Too often, property owners and managers fall victim to letting their guard down. Many roofing salesmen hope you skip the background check and make a knee-jerk decision to get a “deal.” Then, you’re unfortunately stuck with a problematic and leaky roof for years to come…

The Top-20 Metro Areas Experiencing Rental Application Fraud

Written by Apartment Management Magazine on . Posted in Blog

By Daniel Berlind, Chief Executive Officer, Snappt

Rental Application Fraud- Can It Happen to You?

During the rental application process, if you are like most property managers, you’ll ask your applicants for pay stubs, contact information, social security numbers, and bank statements. You’ll also run credit checks upfront and other verifications to vet your prospective renters.  All sounds familiar. Maybe not so familiar, are a few rental application statistics that will catch your attention:

Landlord/Tenant Questions & Answers

Written by Apartment Management Magazine on . Posted in Blog

Kimball, Tirey & St. John LLP

  1. Question:  My tenant asked me to accept a payment from a third party for half of her rent. We have a policy not to take third party payments. Can I refuse?

Answer: No, you are required to accept third party payments provided that the third party payment also comes with a statement that says that the payment would not create a landlord tenant relationship with the third party.

Build “Community” in Your Apartment Building

Written by Apartment Management Magazine on . Posted in Blog

By David Crown, Los Angeles Property Management Group

It might not be something you can check for when you receive an apartment application, but in my experience, the best tenants are those who care about one another. If you own an apartment building and can manage to build community for residents living there, you benefit by bolstering their sense of fellowship in the neighborhood, and you gain benefits for your property by making the residents more likely to respect it.

Community creates a home, and if your tenants feel at home instead of like they’re just passing through, they’ll take better care of their space. A strong sense of connection will also ultimately make your property more desirable to renters, and thereby worthy of higher rent in the long run.
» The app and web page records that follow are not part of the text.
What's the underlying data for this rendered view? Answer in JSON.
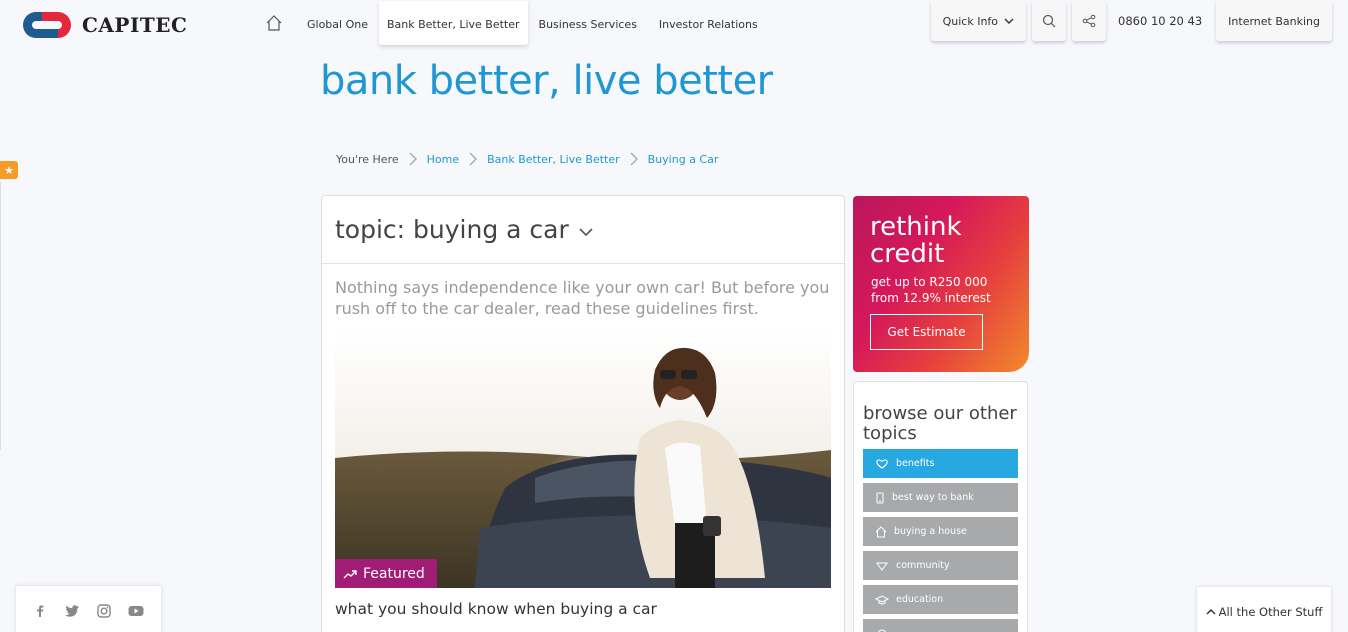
{
  "brand": {
    "name": "CAPITEC",
    "red": "#e3283c",
    "blue": "#1e5b8e"
  },
  "nav": {
    "home_icon": "home-icon",
    "items": [
      {
        "label": "Global One"
      },
      {
        "label": "Bank Better, Live Better",
        "active": true
      },
      {
        "label": "Business Services"
      },
      {
        "label": "Investor Relations"
      }
    ]
  },
  "tools": {
    "quick_info": "Quick Info",
    "phone": "0860 10 20 43",
    "internet_banking": "Internet Banking"
  },
  "page": {
    "title": "bank better, live better"
  },
  "breadcrumb": {
    "here": "You're Here",
    "items": [
      "Home",
      "Bank Better, Live Better",
      "Buying a Car"
    ]
  },
  "topic": {
    "title": "topic: buying a car",
    "intro": "Nothing says independence like your own car! But before you rush off to the car dealer, read these guidelines first.",
    "featured_label": "Featured",
    "article_title": "what you should know when buying a car"
  },
  "promo": {
    "line1": "rethink",
    "line2": "credit",
    "sub1": "get up to R250 000",
    "sub2": "from 12.9% interest",
    "button": "Get Estimate"
  },
  "browse": {
    "title": "browse our other topics",
    "topics": [
      {
        "label": "benefits",
        "icon": "heart-hands-icon",
        "active": true
      },
      {
        "label": "best way to bank",
        "icon": "phone-icon"
      },
      {
        "label": "buying a house",
        "icon": "house-icon"
      },
      {
        "label": "community",
        "icon": "hearts-icon"
      },
      {
        "label": "education",
        "icon": "graduation-cap-icon"
      }
    ]
  },
  "footer": {
    "other_stuff": "All the Other Stuff"
  }
}
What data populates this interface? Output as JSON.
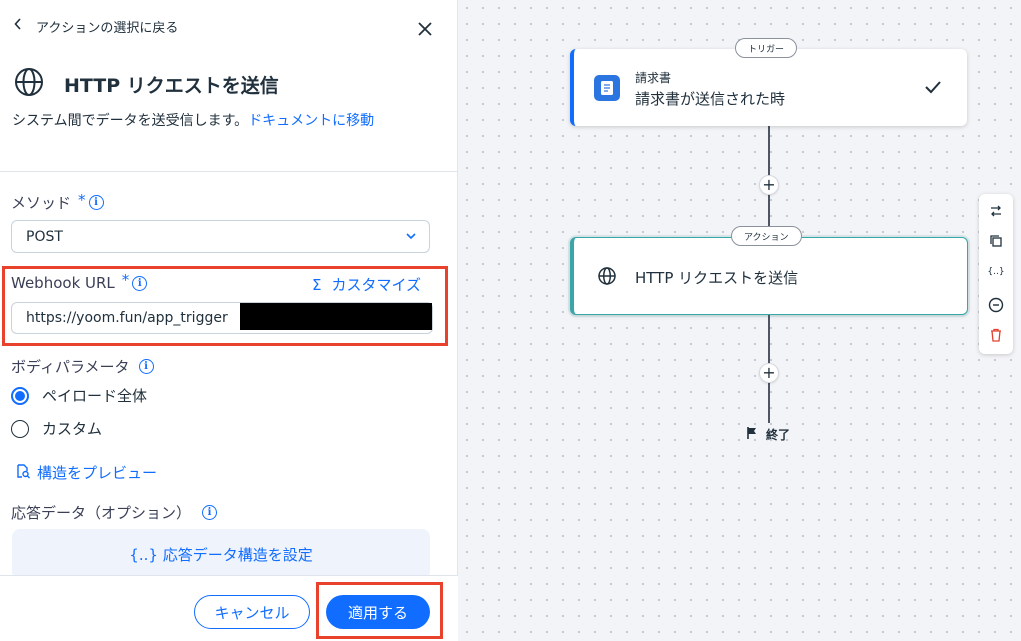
{
  "panel": {
    "back_label": "アクションの選択に戻る",
    "title": "HTTP リクエストを送信",
    "description": "システム間でデータを送受信します。",
    "doc_link": "ドキュメントに移動",
    "method": {
      "label": "メソッド",
      "required_mark": "*",
      "value": "POST"
    },
    "webhook": {
      "label": "Webhook URL",
      "required_mark": "*",
      "customize_label": "カスタマイズ",
      "url_value": "https://yoom.fun/app_trigger"
    },
    "body": {
      "label": "ボディパラメータ",
      "options": [
        {
          "label": "ペイロード全体",
          "selected": true
        },
        {
          "label": "カスタム",
          "selected": false
        }
      ]
    },
    "preview_link": "構造をプレビュー",
    "response": {
      "label": "応答データ（オプション）",
      "button_label": "{..} 応答データ構造を設定"
    },
    "footer": {
      "cancel_label": "キャンセル",
      "apply_label": "適用する"
    }
  },
  "canvas": {
    "trigger": {
      "pill": "トリガー",
      "app_name": "請求書",
      "event": "請求書が送信された時"
    },
    "action": {
      "pill": "アクション",
      "label": "HTTP リクエストを送信"
    },
    "plus_symbol": "+",
    "end_label": "終了",
    "toolbar": {
      "variables_label": "{..}"
    }
  },
  "colors": {
    "accent": "#116dff",
    "highlight": "#e8412c",
    "action_border": "#3aa6a8",
    "delete": "#e0412e"
  }
}
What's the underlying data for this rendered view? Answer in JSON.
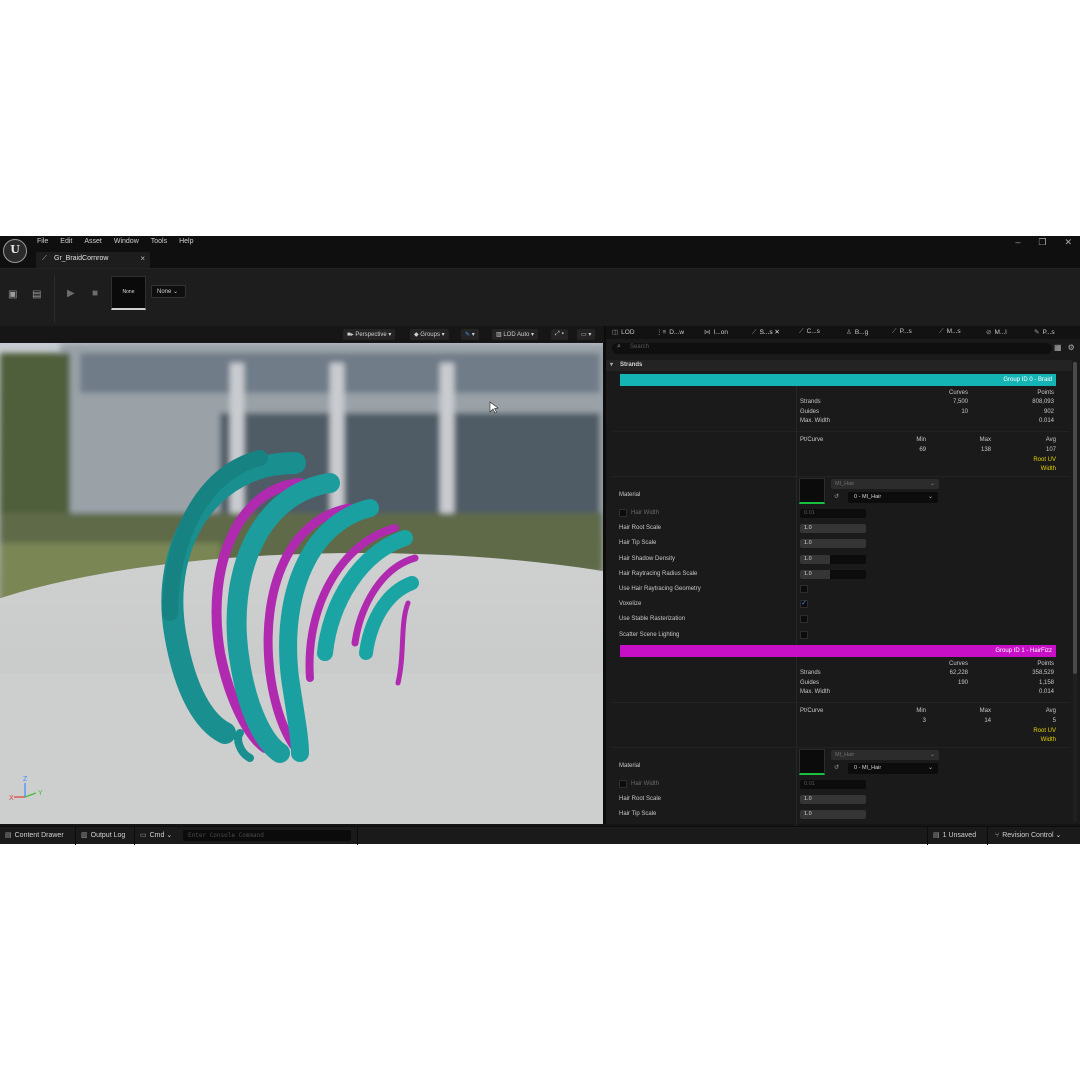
{
  "window": {
    "menus": [
      "File",
      "Edit",
      "Asset",
      "Window",
      "Tools",
      "Help"
    ],
    "tab_title": "Gr_BraidCornrow",
    "controls": [
      "–",
      "❐",
      "✕"
    ]
  },
  "toolbar": {
    "thumbnail_label": "None",
    "dropdown_label": "None"
  },
  "viewport": {
    "perspective_label": "Perspective",
    "groups_label": "Groups",
    "lod_label": "LOD Auto",
    "axes": {
      "z": "Z",
      "x": "X",
      "y": "Y"
    },
    "colors": {
      "braid": "#1a9a9a",
      "fizz": "#b02ab0",
      "ground": "#d7d7d7"
    }
  },
  "panel": {
    "tabs": [
      {
        "icon": "lod-icon",
        "label": "LOD"
      },
      {
        "icon": "drawing-icon",
        "label": "D...w"
      },
      {
        "icon": "interpolation-icon",
        "label": "I...on"
      },
      {
        "icon": "strands-icon",
        "label": "S...s"
      },
      {
        "icon": "cards-icon",
        "label": "C...s"
      },
      {
        "icon": "binding-icon",
        "label": "B...g"
      },
      {
        "icon": "physics-icon",
        "label": "P...s"
      },
      {
        "icon": "meshes-icon",
        "label": "M...s"
      },
      {
        "icon": "material-icon",
        "label": "M...l"
      },
      {
        "icon": "pencil-icon",
        "label": "P...s"
      }
    ],
    "search_placeholder": "Search",
    "section_title": "Strands",
    "groups": [
      {
        "title": "Group ID 0 - Braid",
        "color": "#15b4b4",
        "curves_header": "Curves",
        "points_header": "Points",
        "stats": [
          {
            "label": "Strands",
            "curves": "7,500",
            "points": "808,093"
          },
          {
            "label": "Guides",
            "curves": "10",
            "points": "902"
          },
          {
            "label": "Max. Width",
            "curves": "",
            "points": "0.014"
          }
        ],
        "ptcurve_label": "Pt/Curve",
        "min_header": "Min",
        "max_header": "Max",
        "avg_header": "Avg",
        "ptcurve": {
          "min": "69",
          "max": "138",
          "avg": "107"
        },
        "attributes": [
          "Root UV",
          "Width"
        ],
        "material_label": "Material",
        "material_combo": "MI_Hair",
        "material_pick": "0 - MI_Hair",
        "props": [
          {
            "label": "Hair Width",
            "value": "0.01",
            "type": "number",
            "enabled": false,
            "fill": 0
          },
          {
            "label": "Hair Root Scale",
            "value": "1.0",
            "type": "number",
            "enabled": true,
            "fill": 1.0
          },
          {
            "label": "Hair Tip Scale",
            "value": "1.0",
            "type": "number",
            "enabled": true,
            "fill": 1.0
          },
          {
            "label": "Hair Shadow Density",
            "value": "1.0",
            "type": "number",
            "enabled": true,
            "fill": 0.45
          },
          {
            "label": "Hair Raytracing Radius Scale",
            "value": "1.0",
            "type": "number",
            "enabled": true,
            "fill": 0.45
          },
          {
            "label": "Use Hair Raytracing Geometry",
            "type": "checkbox",
            "checked": false
          },
          {
            "label": "Voxelize",
            "type": "checkbox",
            "checked": true
          },
          {
            "label": "Use Stable Rasterization",
            "type": "checkbox",
            "checked": false
          },
          {
            "label": "Scatter Scene Lighting",
            "type": "checkbox",
            "checked": false
          }
        ]
      },
      {
        "title": "Group ID 1 - HairFizz",
        "color": "#c80fc8",
        "curves_header": "Curves",
        "points_header": "Points",
        "stats": [
          {
            "label": "Strands",
            "curves": "62,228",
            "points": "358,529"
          },
          {
            "label": "Guides",
            "curves": "190",
            "points": "1,158"
          },
          {
            "label": "Max. Width",
            "curves": "",
            "points": "0.014"
          }
        ],
        "ptcurve_label": "Pt/Curve",
        "min_header": "Min",
        "max_header": "Max",
        "avg_header": "Avg",
        "ptcurve": {
          "min": "3",
          "max": "14",
          "avg": "5"
        },
        "attributes": [
          "Root UV",
          "Width"
        ],
        "material_label": "Material",
        "material_combo": "MI_Hair",
        "material_pick": "0 - MI_Hair",
        "props": [
          {
            "label": "Hair Width",
            "value": "0.01",
            "type": "number",
            "enabled": false,
            "fill": 0
          },
          {
            "label": "Hair Root Scale",
            "value": "1.0",
            "type": "number",
            "enabled": true,
            "fill": 1.0
          },
          {
            "label": "Hair Tip Scale",
            "value": "1.0",
            "type": "number",
            "enabled": true,
            "fill": 1.0
          }
        ]
      }
    ]
  },
  "statusbar": {
    "content_drawer": "Content Drawer",
    "output_log": "Output Log",
    "cmd": "Cmd",
    "console_placeholder": "Enter Console Command",
    "unsaved": "1 Unsaved",
    "revision_control": "Revision Control"
  }
}
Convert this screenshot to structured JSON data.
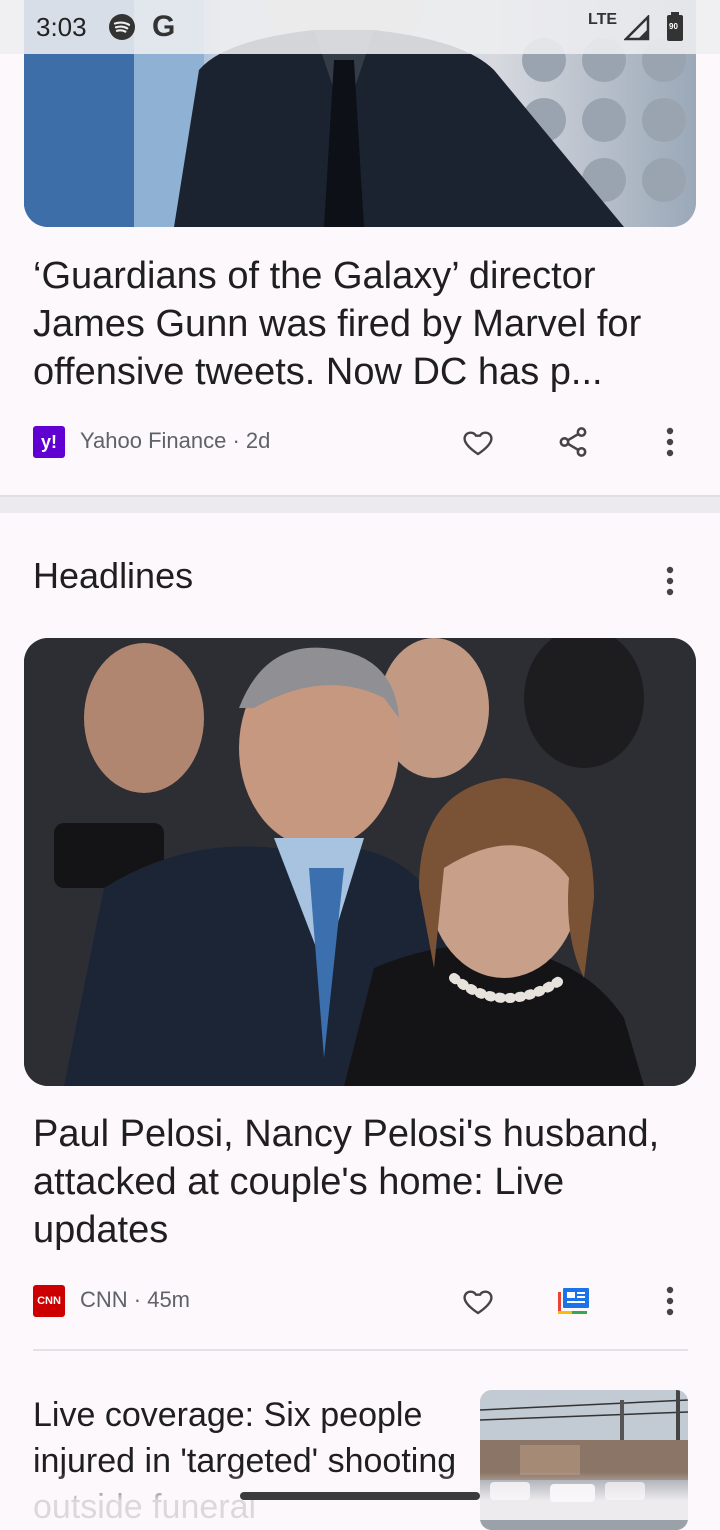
{
  "status_bar": {
    "time": "3:03",
    "network": "LTE",
    "battery_level": "90",
    "icons": [
      "spotify-icon",
      "google-icon",
      "signal-icon",
      "battery-icon"
    ]
  },
  "story1": {
    "image_alt": "Man in dark suit and tie",
    "headline": "‘Guardians of the Galaxy’ director James Gunn was fired by Marvel for offensive tweets. Now DC has p...",
    "source_logo": "y!",
    "source_logo_color": "#6001d2",
    "meta": "Yahoo Finance · 2d"
  },
  "section": {
    "title": "Headlines"
  },
  "story2": {
    "image_alt": "Paul Pelosi and Nancy Pelosi in a crowd",
    "headline": "Paul Pelosi, Nancy Pelosi's husband, attacked at couple's home: Live updates",
    "source_logo": "CNN",
    "source_logo_color": "#cc0000",
    "meta": "CNN · 45m"
  },
  "story3": {
    "headline": "Live coverage: Six people injured in 'targeted' shooting outside funeral",
    "image_alt": "Street scene with police vehicles"
  }
}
We’re all searching for community in one way or another. Creating it for the people who rent from you can make owning apartments a uniquely rewarding experience.